|Listed||October 28, 1998|
|Description||A small-to medium-sized yellowish to olive-brown, gill-breathing, freshwater snail.|
|Habitat||Hard substrates in strong currents of riffles and shoals of rivers and streams.|
|Food||Grazes on algae on rocks.|
|Reproduction||Lays eggs on rocks.|
|Threats||Habitat destruction by impoundment, and pollution by siltation, nutrients, and other chemicals.|
The Leptoxis taeniata, (painted rocksnail) is a small to medium snail about 0.8 in (2 cm) in length, and subglobose to oval in shape. The aperture is broadly ovate, and rounded anteriorly. Coloration varies from yellowish to olive-brown, and usually with four dark bands. Some shells may not have bands and some have the bands broken into squares or oblongs. All of the rocksnails that historically inhabited the Mobil River Basin had broadly rounded apertures, oval shaped shells, and variable coloration. Although the various species were distinguished by relative sizes, coloration patterns, and ornamentation, identification could be confusing. However, the painted rocksnail is the only known survivor of the 15 rocksnail species that were historically known from the Coosa River drainage.
The painted rocksnail is known to graze on algae found on rocks. In addition, the painted rocksnail lays its eggs on rocks in order to reproduce.
Painted snails are found attached to cobble, gravel, or other hard substrates in the strong currents of riffles and shoals of rivers and streams. Adult rocksnails move very little, and females probably glue their eggs to stones in the same habitat.

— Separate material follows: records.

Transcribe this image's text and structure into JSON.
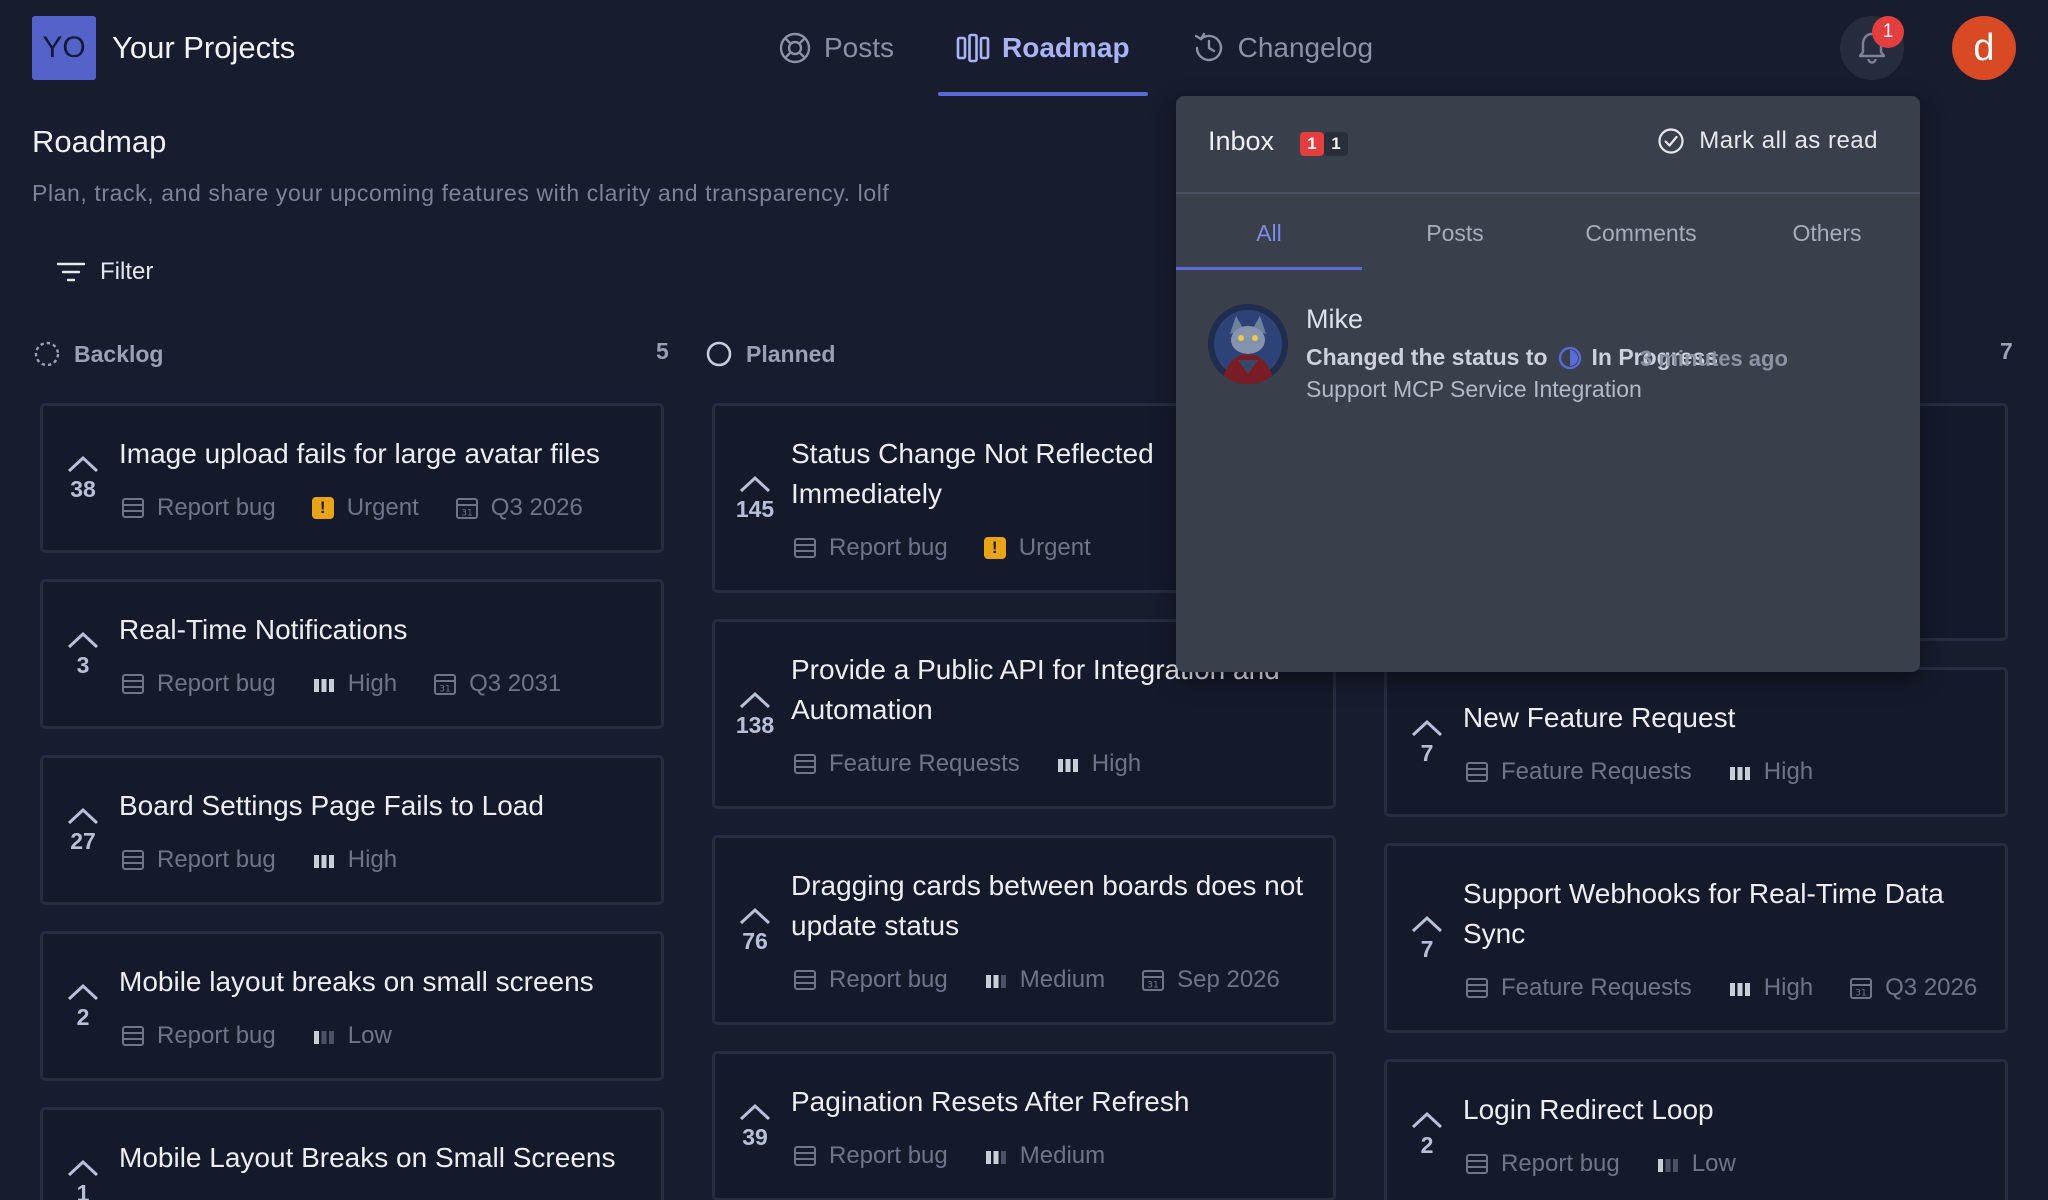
{
  "header": {
    "logo_text": "YO",
    "project_name": "Your Projects",
    "nav": [
      {
        "label": "Posts",
        "icon": "posts-icon",
        "active": false
      },
      {
        "label": "Roadmap",
        "icon": "roadmap-icon",
        "active": true
      },
      {
        "label": "Changelog",
        "icon": "history-icon",
        "active": false
      }
    ],
    "notification_count": "1",
    "user_initial": "d",
    "user_color": "#d84a26"
  },
  "page": {
    "title": "Roadmap",
    "subtitle": "Plan, track, and share your upcoming features with clarity and transparency. lolf",
    "filter_label": "Filter"
  },
  "columns": [
    {
      "label": "Backlog",
      "count": "5",
      "icon": "dashed-circle-icon",
      "cards": [
        {
          "votes": "38",
          "title": "Image upload fails for large avatar files",
          "board": "Report bug",
          "priority": "Urgent",
          "date": "Q3 2026"
        },
        {
          "votes": "3",
          "title": "Real-Time Notifications",
          "board": "Report bug",
          "priority": "High",
          "date": "Q3 2031"
        },
        {
          "votes": "27",
          "title": "Board Settings Page Fails to Load",
          "board": "Report bug",
          "priority": "High"
        },
        {
          "votes": "2",
          "title": "Mobile layout breaks on small screens",
          "board": "Report bug",
          "priority": "Low"
        },
        {
          "votes": "1",
          "title": "Mobile Layout Breaks on Small Screens"
        }
      ]
    },
    {
      "label": "Planned",
      "icon": "circle-icon",
      "cards": [
        {
          "votes": "145",
          "title": "Status Change Not Reflected Immediately",
          "board": "Report bug",
          "priority": "Urgent"
        },
        {
          "votes": "138",
          "title": "Provide a Public API for Integration and Automation",
          "board": "Feature Requests",
          "priority": "High"
        },
        {
          "votes": "76",
          "title": "Dragging cards between boards does not update status",
          "board": "Report bug",
          "priority": "Medium",
          "date": "Sep 2026"
        },
        {
          "votes": "39",
          "title": "Pagination Resets After Refresh",
          "board": "Report bug",
          "priority": "Medium"
        }
      ]
    },
    {
      "count": "7",
      "cards": [
        {
          "votes": "7",
          "title": "New Feature Request",
          "board": "Feature Requests",
          "priority": "High"
        },
        {
          "votes": "7",
          "title": "Support Webhooks for Real-Time Data Sync",
          "board": "Feature Requests",
          "priority": "High",
          "date": "Q3 2026"
        },
        {
          "votes": "2",
          "title": "Login Redirect Loop",
          "board": "Report bug",
          "priority": "Low"
        }
      ]
    }
  ],
  "inbox": {
    "title": "Inbox",
    "badge_unread": "1",
    "badge_total": "1",
    "mark_all_label": "Mark all as read",
    "tabs": [
      "All",
      "Posts",
      "Comments",
      "Others"
    ],
    "active_tab": "All",
    "notifications": [
      {
        "actor": "Mike",
        "action": "Changed the status to",
        "status": "In Progress",
        "time": "3 minutes ago",
        "target": "Support MCP Service Integration"
      }
    ]
  },
  "colors": {
    "background": "#171c2e",
    "accent": "#5a6ad8",
    "urgent": "#e8a317",
    "badge": "#e53e3e"
  }
}
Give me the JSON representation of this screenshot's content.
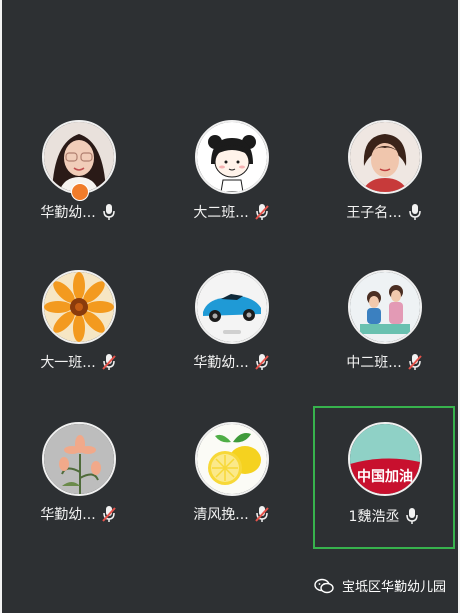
{
  "participants": [
    {
      "name": "华勤幼...",
      "mic": "on",
      "avatar": "woman-glasses-photo",
      "host": true
    },
    {
      "name": "大二班...",
      "mic": "muted",
      "avatar": "cartoon-girl-drawing"
    },
    {
      "name": "王子名...",
      "mic": "on",
      "avatar": "woman-short-hair-photo"
    },
    {
      "name": "大一班...",
      "mic": "muted",
      "avatar": "orange-flower"
    },
    {
      "name": "华勤幼...",
      "mic": "muted",
      "avatar": "blue-sports-car"
    },
    {
      "name": "中二班...",
      "mic": "muted",
      "avatar": "children-photo"
    },
    {
      "name": "华勤幼...",
      "mic": "muted",
      "avatar": "flower-painting"
    },
    {
      "name": "清风挽...",
      "mic": "muted",
      "avatar": "lemons"
    },
    {
      "name": "1魏浩丞",
      "mic": "on",
      "avatar": "china-jiayou-banner",
      "speaking": true
    }
  ],
  "avatar_text": {
    "china": "中国加油"
  },
  "watermark": {
    "text": "宝坻区华勤幼儿园",
    "icon": "wechat-icon"
  },
  "colors": {
    "background": "#2d3033",
    "active_border": "#37b24d",
    "muted": "#e5534b"
  }
}
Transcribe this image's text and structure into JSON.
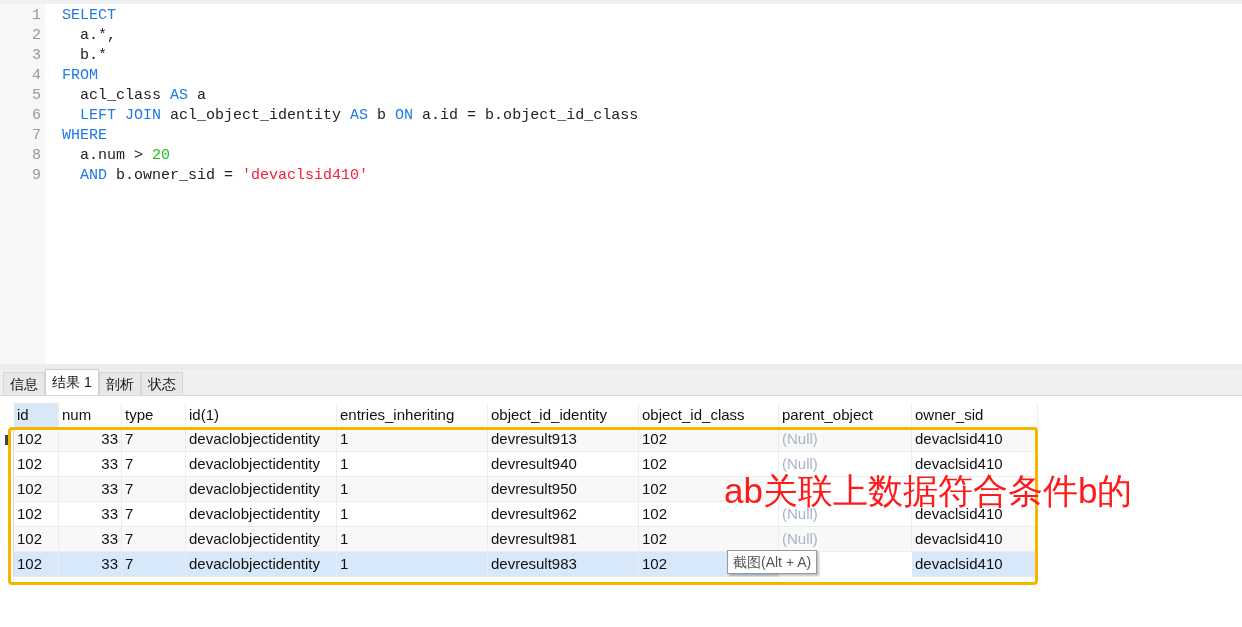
{
  "editor": {
    "lines": [
      {
        "number": "1",
        "tokens": [
          {
            "kind": "keyword",
            "text": "SELECT"
          }
        ]
      },
      {
        "number": "2",
        "tokens": [
          {
            "kind": "plain",
            "text": "  a.*,"
          }
        ]
      },
      {
        "number": "3",
        "tokens": [
          {
            "kind": "plain",
            "text": "  b.*"
          }
        ]
      },
      {
        "number": "4",
        "tokens": [
          {
            "kind": "keyword",
            "text": "FROM"
          }
        ]
      },
      {
        "number": "5",
        "tokens": [
          {
            "kind": "plain",
            "text": "  acl_class "
          },
          {
            "kind": "keyword",
            "text": "AS"
          },
          {
            "kind": "plain",
            "text": " a"
          }
        ]
      },
      {
        "number": "6",
        "tokens": [
          {
            "kind": "keyword",
            "text": "  LEFT JOIN"
          },
          {
            "kind": "plain",
            "text": " acl_object_identity "
          },
          {
            "kind": "keyword",
            "text": "AS"
          },
          {
            "kind": "plain",
            "text": " b "
          },
          {
            "kind": "keyword",
            "text": "ON"
          },
          {
            "kind": "plain",
            "text": " a.id = b.object_id_class"
          }
        ]
      },
      {
        "number": "7",
        "tokens": [
          {
            "kind": "keyword",
            "text": "WHERE"
          }
        ]
      },
      {
        "number": "8",
        "tokens": [
          {
            "kind": "plain",
            "text": "  a.num > "
          },
          {
            "kind": "number",
            "text": "20"
          }
        ]
      },
      {
        "number": "9",
        "tokens": [
          {
            "kind": "keyword",
            "text": "  AND"
          },
          {
            "kind": "plain",
            "text": " b.owner_sid = "
          },
          {
            "kind": "string",
            "text": "'devaclsid410'"
          }
        ]
      }
    ]
  },
  "tabs": [
    {
      "label": "信息",
      "selected": false
    },
    {
      "label": "结果 1",
      "selected": true
    },
    {
      "label": "剖析",
      "selected": false
    },
    {
      "label": "状态",
      "selected": false
    }
  ],
  "table": {
    "columns": [
      {
        "label": "id",
        "selected": true,
        "kind": "text"
      },
      {
        "label": "num",
        "selected": false,
        "kind": "number"
      },
      {
        "label": "type",
        "selected": false,
        "kind": "text"
      },
      {
        "label": "id(1)",
        "selected": false,
        "kind": "text"
      },
      {
        "label": "entries_inheriting",
        "selected": false,
        "kind": "text"
      },
      {
        "label": "object_id_identity",
        "selected": false,
        "kind": "text"
      },
      {
        "label": "object_id_class",
        "selected": false,
        "kind": "text"
      },
      {
        "label": "parent_object",
        "selected": false,
        "kind": "text"
      },
      {
        "label": "owner_sid",
        "selected": false,
        "kind": "text"
      }
    ],
    "rows": [
      {
        "selected": true,
        "highlighted": false,
        "cells": [
          "102",
          "33",
          "7",
          "devaclobjectidentity",
          "1",
          "devresult913",
          "102",
          {
            "text": "(Null)",
            "null": true
          },
          "devaclsid410"
        ]
      },
      {
        "selected": false,
        "highlighted": false,
        "cells": [
          "102",
          "33",
          "7",
          "devaclobjectidentity",
          "1",
          "devresult940",
          "102",
          {
            "text": "(Null)",
            "null": true
          },
          "devaclsid410"
        ]
      },
      {
        "selected": false,
        "highlighted": false,
        "cells": [
          "102",
          "33",
          "7",
          "devaclobjectidentity",
          "1",
          "devresult950",
          "102",
          null,
          null
        ]
      },
      {
        "selected": false,
        "highlighted": false,
        "cells": [
          "102",
          "33",
          "7",
          "devaclobjectidentity",
          "1",
          "devresult962",
          "102",
          {
            "text": "(Null)",
            "null": true
          },
          "devaclsid410"
        ]
      },
      {
        "selected": false,
        "highlighted": false,
        "cells": [
          "102",
          "33",
          "7",
          "devaclobjectidentity",
          "1",
          "devresult981",
          "102",
          {
            "text": "(Null)",
            "null": true
          },
          "devaclsid410"
        ]
      },
      {
        "selected": false,
        "highlighted": true,
        "cells": [
          "102",
          "33",
          "7",
          "devaclobjectidentity",
          "1",
          "devresult983",
          "102",
          null,
          "devaclsid410"
        ]
      }
    ]
  },
  "annotation": {
    "text": "ab关联上数据符合条件b的"
  },
  "tooltip": {
    "text": "截图(Alt + A)"
  }
}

The painted rocksnail had the largest range of any rocksnail in the Mobile River Basin. It was historically known from the Coosa River and tributaries from the northeastern corner of St. Clair County, Alabama, downstream into the mainstem of the Alabama River to Claiborne, Monroe County, Alabama, and the Cahaba River below the Fall Line in Perry and Dallas Counties, Alabama. Surveys by Service biologists and others in the Cahaba River, unimpounded portions of the Alabama River, and a number of free-flowing Coosa River tributaries have located only three localized Coosa River drainage populations.
The painted rocksnail is currently known from the lower reaches of three Coosa River tributaries— Choccolocco Creek, Talladega County; Buxahatchee Creek, Shelby County; and Ohatchee Creek, Calhoun County, Alabama.
The painted rocksnail has lost more than 90% of its historical range because of habitat destruction caused by impoundment, and pollution by siltation and chemicals associated with coal mining and land-use practices. It is now known from only three distinct drainage localities. Extant populations and colonies of these three species are localized, isolated, and are vulnerable to water quality degradation, future human activities that would degrade their habitats, and random catastrophic events.
Conservation and Recovery
The painted rocksnail only survives in three small, isolated, critical habitats. These are tributaries of the Coosa River: Choccolocco Creek, Buxahatchee Creek, and Ohatchee Creek. It is crucial that its few critical habitats are protected from any proposed impoundment, and from pollution associated with coal mining, agricultural land-use, or other sources. The surviving populations of the painted rocksnail should be monitored, and research undertaken into its biology and ecological needs, including work on its propagation. If suitable habitat can be found, additional populations should be established.
U. S. Fish and Wildlife Service
Jackson Ecological Services Field Office
6578 Dogwood View Parkway, Suite A
Jackson, Mississippi 39213-7856
Telephone: (601) 965-4900
U. S. Fish and Wildlife Service
Regional Office, Division of Endangered Species
1875 Century Blvd., Suite 200
Atlanta, Georgia 30345
U.S. Fish and Wildlife Service. 28 October 1998. "Endangered and Threatened Wildlife and Plants; Endangered Status for Three Aquatic Snails, and Threatened Status for Three Aquatic Snails in the Mobile River Basin of Alabama." Federal Register 63(208):57610-57620.